It was just an accident.
Accident: an unfortunate event resulting especially from carelessness or ignorance
It’s been several weeks since the terrible tragedy occurred in Savar, Bangladesh.
The numbers rose steadily as the days passed. As it stands today, the death toll has climbed to 1,127. The rescue workers have reached the basement, where they are almost certain that no more victims are to be recovered.
Over 1,000 bodies.
The factory workers saw the cracks in the building, reported those cracks, and were sent right back to work, assured that the building was safe. Hours later, the building collapsed. It was not safe. It may have been an accident, but it could have been prevented. As a result of this negligence, nine individuals were arrested on various grounds of violating safety procedures, both for the building and the factory workers. This particular building collapse is one of the greatest Bangladesh has seen in recent years.
The shocking severity of this tragedy has brought into sharper focus the need for Western clothing brands to make great changes to their involvement in the factories that produce their garments. What does this industry look like for the average garment worker in Bangladesh?
Those men and women and hundreds of thousands of others (even children) were earning maybe $38 a month making garments. With unstable work conditions and wages so sparse, it would seem that the money brought into Bangladesh through the factories is given a higher priority than the safety and wellbeing of their employees. The money brought into Bangladesh through these factories provides roughly 80% of the country’s infrastructure. An estimated 4 million people work in the various garment factories in Bangladesh under conditions that Pope Francis would compare to slave labor. It will take billions of dollars and several years for improvements to be made in the garment factories.
But there is hope. H&M and Zara, two popular clothing retailers are working towards signing an accord that will improve the working conditions of the factories where their clothing items are manufactured. After the tragic incident in Bangadesh, many factory workers went on a rampage, actively showing their desire for someone, somewhere to do something about the factory working conditions. It seems now that these companies are taking the appropriate initiative to provide safer work conditions and a more sustainable income.

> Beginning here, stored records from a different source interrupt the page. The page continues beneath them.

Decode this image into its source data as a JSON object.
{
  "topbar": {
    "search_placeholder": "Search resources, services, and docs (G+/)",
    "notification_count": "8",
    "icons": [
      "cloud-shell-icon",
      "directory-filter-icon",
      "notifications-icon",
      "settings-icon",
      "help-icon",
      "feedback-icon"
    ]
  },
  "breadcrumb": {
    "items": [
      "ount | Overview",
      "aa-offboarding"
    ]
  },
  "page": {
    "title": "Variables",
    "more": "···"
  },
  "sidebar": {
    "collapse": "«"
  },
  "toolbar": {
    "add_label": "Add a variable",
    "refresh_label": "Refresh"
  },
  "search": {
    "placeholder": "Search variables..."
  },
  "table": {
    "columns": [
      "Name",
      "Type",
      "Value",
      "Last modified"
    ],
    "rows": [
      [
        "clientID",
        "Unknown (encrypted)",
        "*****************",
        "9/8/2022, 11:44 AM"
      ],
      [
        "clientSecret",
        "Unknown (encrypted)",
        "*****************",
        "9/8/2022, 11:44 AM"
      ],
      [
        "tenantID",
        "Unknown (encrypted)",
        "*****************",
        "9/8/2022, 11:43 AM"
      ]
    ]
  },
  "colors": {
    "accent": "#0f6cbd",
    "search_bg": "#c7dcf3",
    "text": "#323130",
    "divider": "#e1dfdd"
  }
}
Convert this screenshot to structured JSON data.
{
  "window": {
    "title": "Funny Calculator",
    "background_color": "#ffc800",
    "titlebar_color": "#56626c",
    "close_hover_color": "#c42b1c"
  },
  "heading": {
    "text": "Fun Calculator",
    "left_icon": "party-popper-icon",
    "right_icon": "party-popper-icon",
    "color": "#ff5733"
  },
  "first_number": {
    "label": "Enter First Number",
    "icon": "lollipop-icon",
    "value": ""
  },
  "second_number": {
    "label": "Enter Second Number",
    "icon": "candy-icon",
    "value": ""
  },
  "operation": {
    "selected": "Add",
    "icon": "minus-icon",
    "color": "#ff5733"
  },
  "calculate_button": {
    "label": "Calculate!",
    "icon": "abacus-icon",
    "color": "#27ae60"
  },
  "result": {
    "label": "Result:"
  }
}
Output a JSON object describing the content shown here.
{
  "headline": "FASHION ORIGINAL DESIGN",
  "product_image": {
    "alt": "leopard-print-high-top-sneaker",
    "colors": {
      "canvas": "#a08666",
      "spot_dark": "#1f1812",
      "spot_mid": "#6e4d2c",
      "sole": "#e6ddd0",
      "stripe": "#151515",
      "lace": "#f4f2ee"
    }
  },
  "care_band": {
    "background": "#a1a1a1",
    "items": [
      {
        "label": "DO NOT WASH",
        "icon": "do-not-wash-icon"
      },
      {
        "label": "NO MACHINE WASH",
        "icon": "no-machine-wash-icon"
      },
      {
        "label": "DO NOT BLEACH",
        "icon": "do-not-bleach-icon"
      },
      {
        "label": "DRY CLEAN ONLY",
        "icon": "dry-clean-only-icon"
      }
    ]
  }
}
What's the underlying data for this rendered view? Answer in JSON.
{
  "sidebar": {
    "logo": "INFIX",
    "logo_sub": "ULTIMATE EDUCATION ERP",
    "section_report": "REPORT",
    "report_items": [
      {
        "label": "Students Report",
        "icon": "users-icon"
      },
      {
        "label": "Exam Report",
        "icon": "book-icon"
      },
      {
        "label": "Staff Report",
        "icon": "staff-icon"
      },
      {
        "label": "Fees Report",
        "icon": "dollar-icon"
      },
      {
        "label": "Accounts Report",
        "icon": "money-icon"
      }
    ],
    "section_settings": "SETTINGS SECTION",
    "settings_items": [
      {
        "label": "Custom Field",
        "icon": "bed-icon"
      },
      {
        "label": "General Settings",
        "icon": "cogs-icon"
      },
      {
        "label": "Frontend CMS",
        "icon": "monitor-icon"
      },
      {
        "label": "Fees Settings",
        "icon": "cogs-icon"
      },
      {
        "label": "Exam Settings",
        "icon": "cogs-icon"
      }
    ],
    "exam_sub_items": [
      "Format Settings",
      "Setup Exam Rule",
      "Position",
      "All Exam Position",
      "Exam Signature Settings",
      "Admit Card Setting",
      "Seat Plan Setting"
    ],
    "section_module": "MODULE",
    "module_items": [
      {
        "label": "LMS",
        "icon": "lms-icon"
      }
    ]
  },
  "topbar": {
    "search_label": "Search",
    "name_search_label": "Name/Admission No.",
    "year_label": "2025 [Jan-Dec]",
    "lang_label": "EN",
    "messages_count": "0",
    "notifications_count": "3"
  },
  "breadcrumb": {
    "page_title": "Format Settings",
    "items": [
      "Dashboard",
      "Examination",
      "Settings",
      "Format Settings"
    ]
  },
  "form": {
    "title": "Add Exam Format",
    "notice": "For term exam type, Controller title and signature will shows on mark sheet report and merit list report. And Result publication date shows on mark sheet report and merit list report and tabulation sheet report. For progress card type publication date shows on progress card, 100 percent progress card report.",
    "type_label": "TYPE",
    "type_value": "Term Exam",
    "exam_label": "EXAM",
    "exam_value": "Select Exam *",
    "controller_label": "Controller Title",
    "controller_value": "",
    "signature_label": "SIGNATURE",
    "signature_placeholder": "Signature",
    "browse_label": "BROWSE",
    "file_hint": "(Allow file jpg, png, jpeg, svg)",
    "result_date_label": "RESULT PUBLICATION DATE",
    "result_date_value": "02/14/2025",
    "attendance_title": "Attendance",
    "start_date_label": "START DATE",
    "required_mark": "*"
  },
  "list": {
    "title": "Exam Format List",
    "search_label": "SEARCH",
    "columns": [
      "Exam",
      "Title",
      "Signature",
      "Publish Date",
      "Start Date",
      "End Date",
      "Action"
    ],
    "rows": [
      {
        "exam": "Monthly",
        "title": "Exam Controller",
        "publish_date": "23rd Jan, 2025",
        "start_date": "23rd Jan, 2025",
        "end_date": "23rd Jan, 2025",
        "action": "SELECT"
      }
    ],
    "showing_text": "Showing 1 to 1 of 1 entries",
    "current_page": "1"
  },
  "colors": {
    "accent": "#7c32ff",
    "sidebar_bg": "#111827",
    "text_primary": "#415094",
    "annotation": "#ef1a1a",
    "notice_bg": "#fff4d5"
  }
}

While it was an accident that could have been prevented, I can be thankful that now, three weeks later, positive changes seem to be on the way for garment workers in Bangladesh. I hope that the individuals responsible for this are given the justice they rightly deserve, and I pray that this tragedy never happens again.